TASK DESCRIPTION: Copies of all lines containing the string "price" are needed from the data below.

AVAILABLE RECORDS:

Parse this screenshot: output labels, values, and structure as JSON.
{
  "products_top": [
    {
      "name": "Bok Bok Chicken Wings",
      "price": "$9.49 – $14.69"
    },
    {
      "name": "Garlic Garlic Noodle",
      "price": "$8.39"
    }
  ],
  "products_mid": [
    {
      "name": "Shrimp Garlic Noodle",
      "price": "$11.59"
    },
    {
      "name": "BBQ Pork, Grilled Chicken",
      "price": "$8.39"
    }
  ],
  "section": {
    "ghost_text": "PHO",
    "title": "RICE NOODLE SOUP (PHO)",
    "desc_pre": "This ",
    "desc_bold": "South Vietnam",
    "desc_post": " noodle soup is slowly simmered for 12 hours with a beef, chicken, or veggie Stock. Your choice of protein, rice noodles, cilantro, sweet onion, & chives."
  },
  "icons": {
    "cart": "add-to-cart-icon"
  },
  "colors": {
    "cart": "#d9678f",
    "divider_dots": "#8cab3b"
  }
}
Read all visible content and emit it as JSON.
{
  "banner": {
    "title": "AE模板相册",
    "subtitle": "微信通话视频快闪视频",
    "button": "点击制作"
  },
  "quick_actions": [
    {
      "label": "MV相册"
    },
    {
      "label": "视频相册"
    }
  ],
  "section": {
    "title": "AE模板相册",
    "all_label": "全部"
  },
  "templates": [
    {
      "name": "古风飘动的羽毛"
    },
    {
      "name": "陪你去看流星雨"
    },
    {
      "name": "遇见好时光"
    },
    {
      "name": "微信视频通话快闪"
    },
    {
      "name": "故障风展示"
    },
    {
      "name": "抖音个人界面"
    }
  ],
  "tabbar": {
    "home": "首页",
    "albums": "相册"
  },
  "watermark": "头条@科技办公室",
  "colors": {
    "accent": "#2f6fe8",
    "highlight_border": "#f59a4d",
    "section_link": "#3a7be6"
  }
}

ANSWER FOR THIS EXERCISE:
      "price": "$9.49 – $14.69"
      "price": "$8.39"
      "price": "$11.59"
      "price": "$8.39"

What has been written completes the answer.